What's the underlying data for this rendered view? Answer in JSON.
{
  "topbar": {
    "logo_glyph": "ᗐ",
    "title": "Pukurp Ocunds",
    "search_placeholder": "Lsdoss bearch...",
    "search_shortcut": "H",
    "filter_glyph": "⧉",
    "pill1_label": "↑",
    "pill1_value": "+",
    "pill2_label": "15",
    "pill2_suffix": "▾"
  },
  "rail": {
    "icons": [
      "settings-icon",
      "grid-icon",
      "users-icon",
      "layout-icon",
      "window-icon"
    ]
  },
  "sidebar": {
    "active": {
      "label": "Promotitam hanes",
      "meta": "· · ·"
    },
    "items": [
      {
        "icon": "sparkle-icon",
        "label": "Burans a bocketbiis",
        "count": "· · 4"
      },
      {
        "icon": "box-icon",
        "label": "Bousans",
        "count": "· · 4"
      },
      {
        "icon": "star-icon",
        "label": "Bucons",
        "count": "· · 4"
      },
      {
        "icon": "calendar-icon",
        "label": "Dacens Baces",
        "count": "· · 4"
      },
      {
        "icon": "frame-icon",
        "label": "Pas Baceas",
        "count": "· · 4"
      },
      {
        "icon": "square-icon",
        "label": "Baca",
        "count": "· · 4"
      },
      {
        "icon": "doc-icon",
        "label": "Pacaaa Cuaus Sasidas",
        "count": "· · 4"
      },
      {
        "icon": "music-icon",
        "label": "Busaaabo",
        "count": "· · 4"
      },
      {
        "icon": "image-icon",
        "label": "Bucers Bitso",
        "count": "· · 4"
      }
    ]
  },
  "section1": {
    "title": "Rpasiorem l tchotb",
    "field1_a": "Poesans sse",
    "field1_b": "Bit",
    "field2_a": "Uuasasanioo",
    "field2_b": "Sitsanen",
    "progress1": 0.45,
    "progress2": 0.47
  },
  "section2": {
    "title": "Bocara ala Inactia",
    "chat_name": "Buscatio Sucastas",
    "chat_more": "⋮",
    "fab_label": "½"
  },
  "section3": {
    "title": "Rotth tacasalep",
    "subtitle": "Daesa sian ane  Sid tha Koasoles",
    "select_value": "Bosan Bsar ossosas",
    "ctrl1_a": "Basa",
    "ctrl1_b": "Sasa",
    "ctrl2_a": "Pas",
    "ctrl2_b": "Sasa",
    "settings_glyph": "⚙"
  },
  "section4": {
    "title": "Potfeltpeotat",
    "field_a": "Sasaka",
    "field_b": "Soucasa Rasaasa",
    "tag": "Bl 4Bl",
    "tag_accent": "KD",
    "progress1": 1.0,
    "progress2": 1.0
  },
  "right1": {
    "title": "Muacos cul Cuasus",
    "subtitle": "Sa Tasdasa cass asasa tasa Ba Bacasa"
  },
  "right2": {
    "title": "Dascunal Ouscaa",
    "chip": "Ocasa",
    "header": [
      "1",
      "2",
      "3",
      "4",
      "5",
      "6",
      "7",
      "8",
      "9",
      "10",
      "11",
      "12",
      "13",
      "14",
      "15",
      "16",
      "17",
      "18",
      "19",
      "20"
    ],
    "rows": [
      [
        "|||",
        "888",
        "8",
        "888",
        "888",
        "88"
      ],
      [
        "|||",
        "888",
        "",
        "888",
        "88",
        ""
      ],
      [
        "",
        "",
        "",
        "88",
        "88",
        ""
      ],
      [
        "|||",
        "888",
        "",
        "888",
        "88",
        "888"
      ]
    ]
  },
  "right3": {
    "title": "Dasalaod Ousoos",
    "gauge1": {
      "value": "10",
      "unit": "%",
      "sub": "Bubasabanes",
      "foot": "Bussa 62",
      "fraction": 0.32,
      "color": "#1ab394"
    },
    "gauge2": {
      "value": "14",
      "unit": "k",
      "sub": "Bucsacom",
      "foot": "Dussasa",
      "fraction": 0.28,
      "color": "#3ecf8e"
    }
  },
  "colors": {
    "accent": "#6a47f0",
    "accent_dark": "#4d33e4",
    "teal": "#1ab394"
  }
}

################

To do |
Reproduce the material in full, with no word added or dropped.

Answer to this exercise |
What's the underlying data for this rendered view? Answer in JSON.
{
  "topbar": {
    "logo_glyph": "ᗐ",
    "title": "Pukurp Ocunds",
    "search_placeholder": "Lsdoss bearch...",
    "search_shortcut": "H",
    "filter_glyph": "⧉",
    "pill1_label": "↑",
    "pill1_value": "+",
    "pill2_label": "15",
    "pill2_suffix": "▾"
  },
  "rail": {
    "icons": [
      "settings-icon",
      "grid-icon",
      "users-icon",
      "layout-icon",
      "window-icon"
    ]
  },
  "sidebar": {
    "active": {
      "label": "Promotitam hanes",
      "meta": "· · ·"
    },
    "items": [
      {
        "icon": "sparkle-icon",
        "label": "Burans a bocketbiis",
        "count": "· · 4"
      },
      {
        "icon": "box-icon",
        "label": "Bousans",
        "count": "· · 4"
      },
      {
        "icon": "star-icon",
        "label": "Bucons",
        "count": "· · 4"
      },
      {
        "icon": "calendar-icon",
        "label": "Dacens Baces",
        "count": "· · 4"
      },
      {
        "icon": "frame-icon",
        "label": "Pas Baceas",
        "count": "· · 4"
      },
      {
        "icon": "square-icon",
        "label": "Baca",
        "count": "· · 4"
      },
      {
        "icon": "doc-icon",
        "label": "Pacaaa Cuaus Sasidas",
        "count": "· · 4"
      },
      {
        "icon": "music-icon",
        "label": "Busaaabo",
        "count": "· · 4"
      },
      {
        "icon": "image-icon",
        "label": "Bucers Bitso",
        "count": "· · 4"
      }
    ]
  },
  "section1": {
    "title": "Rpasiorem l tchotb",
    "field1_a": "Poesans sse",
    "field1_b": "Bit",
    "field2_a": "Uuasasanioo",
    "field2_b": "Sitsanen",
    "progress1": 0.45,
    "progress2": 0.47
  },
  "section2": {
    "title": "Bocara ala Inactia",
    "chat_name": "Buscatio Sucastas",
    "chat_more": "⋮",
    "fab_label": "½"
  },
  "section3": {
    "title": "Rotth tacasalep",
    "subtitle": "Daesa sian ane  Sid tha Koasoles",
    "select_value": "Bosan Bsar ossosas",
    "ctrl1_a": "Basa",
    "ctrl1_b": "Sasa",
    "ctrl2_a": "Pas",
    "ctrl2_b": "Sasa",
    "settings_glyph": "⚙"
  },
  "section4": {
    "title": "Potfeltpeotat",
    "field_a": "Sasaka",
    "field_b": "Soucasa Rasaasa",
    "tag": "Bl 4Bl",
    "tag_accent": "KD",
    "progress1": 1.0,
    "progress2": 1.0
  },
  "right1": {
    "title": "Muacos cul Cuasus",
    "subtitle": "Sa Tasdasa cass asasa tasa Ba Bacasa"
  },
  "right2": {
    "title": "Dascunal Ouscaa",
    "chip": "Ocasa",
    "header": [
      "1",
      "2",
      "3",
      "4",
      "5",
      "6",
      "7",
      "8",
      "9",
      "10",
      "11",
      "12",
      "13",
      "14",
      "15",
      "16",
      "17",
      "18",
      "19",
      "20"
    ],
    "rows": [
      [
        "|||",
        "888",
        "8",
        "888",
        "888",
        "88"
      ],
      [
        "|||",
        "888",
        "",
        "888",
        "88",
        ""
      ],
      [
        "",
        "",
        "",
        "88",
        "88",
        ""
      ],
      [
        "|||",
        "888",
        "",
        "888",
        "88",
        "888"
      ]
    ]
  },
  "right3": {
    "title": "Dasalaod Ousoos",
    "gauge1": {
      "value": "10",
      "unit": "%",
      "sub": "Bubasabanes",
      "foot": "Bussa 62",
      "fraction": 0.32,
      "color": "#1ab394"
    },
    "gauge2": {
      "value": "14",
      "unit": "k",
      "sub": "Bucsacom",
      "foot": "Dussasa",
      "fraction": 0.28,
      "color": "#3ecf8e"
    }
  },
  "colors": {
    "accent": "#6a47f0",
    "accent_dark": "#4d33e4",
    "teal": "#1ab394"
  }
}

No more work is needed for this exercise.